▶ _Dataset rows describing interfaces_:
────────────────────
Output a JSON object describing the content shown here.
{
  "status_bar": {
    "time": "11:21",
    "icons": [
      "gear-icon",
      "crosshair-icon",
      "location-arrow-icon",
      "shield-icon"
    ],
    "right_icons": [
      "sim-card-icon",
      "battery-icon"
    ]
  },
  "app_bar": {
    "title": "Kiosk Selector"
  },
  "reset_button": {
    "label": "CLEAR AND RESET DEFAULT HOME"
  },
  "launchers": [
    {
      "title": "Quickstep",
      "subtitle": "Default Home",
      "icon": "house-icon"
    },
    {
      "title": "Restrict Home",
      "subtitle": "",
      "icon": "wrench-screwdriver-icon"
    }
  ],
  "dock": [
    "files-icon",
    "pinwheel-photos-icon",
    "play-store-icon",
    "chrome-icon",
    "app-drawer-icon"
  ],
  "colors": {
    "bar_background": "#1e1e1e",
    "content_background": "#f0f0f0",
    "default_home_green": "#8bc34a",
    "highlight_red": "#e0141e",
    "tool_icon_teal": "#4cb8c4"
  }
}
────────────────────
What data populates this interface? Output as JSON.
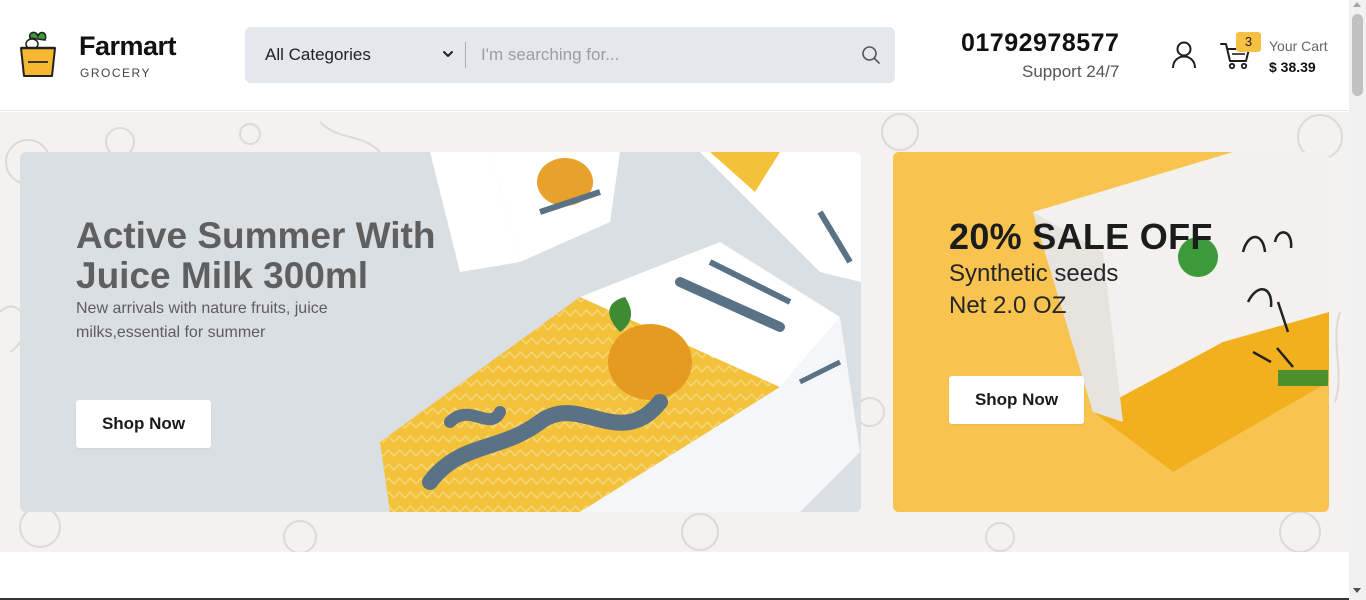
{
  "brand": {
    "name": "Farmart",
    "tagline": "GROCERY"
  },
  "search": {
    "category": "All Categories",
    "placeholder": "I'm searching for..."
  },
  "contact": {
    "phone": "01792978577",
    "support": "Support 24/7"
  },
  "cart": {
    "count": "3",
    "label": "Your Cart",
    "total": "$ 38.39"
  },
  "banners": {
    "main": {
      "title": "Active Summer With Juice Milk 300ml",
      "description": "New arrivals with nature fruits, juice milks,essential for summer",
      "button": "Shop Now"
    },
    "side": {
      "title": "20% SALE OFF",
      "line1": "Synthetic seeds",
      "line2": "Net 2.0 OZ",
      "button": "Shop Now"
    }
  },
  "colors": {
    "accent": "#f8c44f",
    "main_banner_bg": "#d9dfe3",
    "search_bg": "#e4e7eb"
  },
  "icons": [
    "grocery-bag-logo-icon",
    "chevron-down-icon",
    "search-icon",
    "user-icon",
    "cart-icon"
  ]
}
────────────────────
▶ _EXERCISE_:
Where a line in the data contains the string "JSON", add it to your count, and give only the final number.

▶ _REPLY TO THE EXERCISE_:
2